### Records shown
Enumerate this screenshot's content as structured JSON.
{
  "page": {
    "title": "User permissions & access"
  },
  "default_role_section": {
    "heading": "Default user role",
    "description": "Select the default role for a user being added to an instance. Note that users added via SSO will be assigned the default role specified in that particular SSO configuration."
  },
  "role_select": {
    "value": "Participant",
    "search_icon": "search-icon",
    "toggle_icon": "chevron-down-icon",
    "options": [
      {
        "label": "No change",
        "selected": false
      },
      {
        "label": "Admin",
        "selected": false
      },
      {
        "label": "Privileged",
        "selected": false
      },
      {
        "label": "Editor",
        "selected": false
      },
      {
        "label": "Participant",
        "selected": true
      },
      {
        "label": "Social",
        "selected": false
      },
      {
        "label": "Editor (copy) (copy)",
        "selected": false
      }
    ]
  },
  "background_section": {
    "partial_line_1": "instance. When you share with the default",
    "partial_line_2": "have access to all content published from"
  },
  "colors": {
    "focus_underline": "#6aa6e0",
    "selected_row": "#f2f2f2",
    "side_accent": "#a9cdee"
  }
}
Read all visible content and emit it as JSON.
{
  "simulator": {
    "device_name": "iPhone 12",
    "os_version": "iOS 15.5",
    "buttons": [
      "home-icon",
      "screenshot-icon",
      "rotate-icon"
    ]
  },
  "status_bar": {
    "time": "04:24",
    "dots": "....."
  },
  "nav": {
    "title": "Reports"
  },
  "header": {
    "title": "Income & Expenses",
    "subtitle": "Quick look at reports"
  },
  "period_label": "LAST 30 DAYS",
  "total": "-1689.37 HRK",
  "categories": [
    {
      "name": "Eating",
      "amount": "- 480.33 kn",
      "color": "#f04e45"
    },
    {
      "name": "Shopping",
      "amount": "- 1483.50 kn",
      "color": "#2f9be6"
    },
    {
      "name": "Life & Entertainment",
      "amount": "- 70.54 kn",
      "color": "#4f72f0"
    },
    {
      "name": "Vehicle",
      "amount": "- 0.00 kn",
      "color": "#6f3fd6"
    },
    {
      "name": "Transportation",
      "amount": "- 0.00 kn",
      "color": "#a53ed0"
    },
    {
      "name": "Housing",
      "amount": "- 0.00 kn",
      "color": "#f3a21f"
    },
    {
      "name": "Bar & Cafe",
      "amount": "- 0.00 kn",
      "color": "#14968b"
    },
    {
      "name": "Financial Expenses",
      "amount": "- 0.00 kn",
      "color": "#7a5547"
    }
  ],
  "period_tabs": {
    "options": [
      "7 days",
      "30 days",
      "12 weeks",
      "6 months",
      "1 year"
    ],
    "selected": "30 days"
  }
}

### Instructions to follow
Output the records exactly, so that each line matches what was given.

### Answer area
Enumerate this screenshot's content as structured JSON.
{
  "page": {
    "title": "User permissions & access"
  },
  "default_role_section": {
    "heading": "Default user role",
    "description": "Select the default role for a user being added to an instance. Note that users added via SSO will be assigned the default role specified in that particular SSO configuration."
  },
  "role_select": {
    "value": "Participant",
    "search_icon": "search-icon",
    "toggle_icon": "chevron-down-icon",
    "options": [
      {
        "label": "No change",
        "selected": false
      },
      {
        "label": "Admin",
        "selected": false
      },
      {
        "label": "Privileged",
        "selected": false
      },
      {
        "label": "Editor",
        "selected": false
      },
      {
        "label": "Participant",
        "selected": true
      },
      {
        "label": "Social",
        "selected": false
      },
      {
        "label": "Editor (copy) (copy)",
        "selected": false
      }
    ]
  },
  "background_section": {
    "partial_line_1": "instance. When you share with the default",
    "partial_line_2": "have access to all content published from"
  },
  "colors": {
    "focus_underline": "#6aa6e0",
    "selected_row": "#f2f2f2",
    "side_accent": "#a9cdee"
  }
}
Read all visible content and emit it as JSON.
{
  "simulator": {
    "device_name": "iPhone 12",
    "os_version": "iOS 15.5",
    "buttons": [
      "home-icon",
      "screenshot-icon",
      "rotate-icon"
    ]
  },
  "status_bar": {
    "time": "04:24",
    "dots": "....."
  },
  "nav": {
    "title": "Reports"
  },
  "header": {
    "title": "Income & Expenses",
    "subtitle": "Quick look at reports"
  },
  "period_label": "LAST 30 DAYS",
  "total": "-1689.37 HRK",
  "categories": [
    {
      "name": "Eating",
      "amount": "- 480.33 kn",
      "color": "#f04e45"
    },
    {
      "name": "Shopping",
      "amount": "- 1483.50 kn",
      "color": "#2f9be6"
    },
    {
      "name": "Life & Entertainment",
      "amount": "- 70.54 kn",
      "color": "#4f72f0"
    },
    {
      "name": "Vehicle",
      "amount": "- 0.00 kn",
      "color": "#6f3fd6"
    },
    {
      "name": "Transportation",
      "amount": "- 0.00 kn",
      "color": "#a53ed0"
    },
    {
      "name": "Housing",
      "amount": "- 0.00 kn",
      "color": "#f3a21f"
    },
    {
      "name": "Bar & Cafe",
      "amount": "- 0.00 kn",
      "color": "#14968b"
    },
    {
      "name": "Financial Expenses",
      "amount": "- 0.00 kn",
      "color": "#7a5547"
    }
  ],
  "period_tabs": {
    "options": [
      "7 days",
      "30 days",
      "12 weeks",
      "6 months",
      "1 year"
    ],
    "selected": "30 days"
  }
}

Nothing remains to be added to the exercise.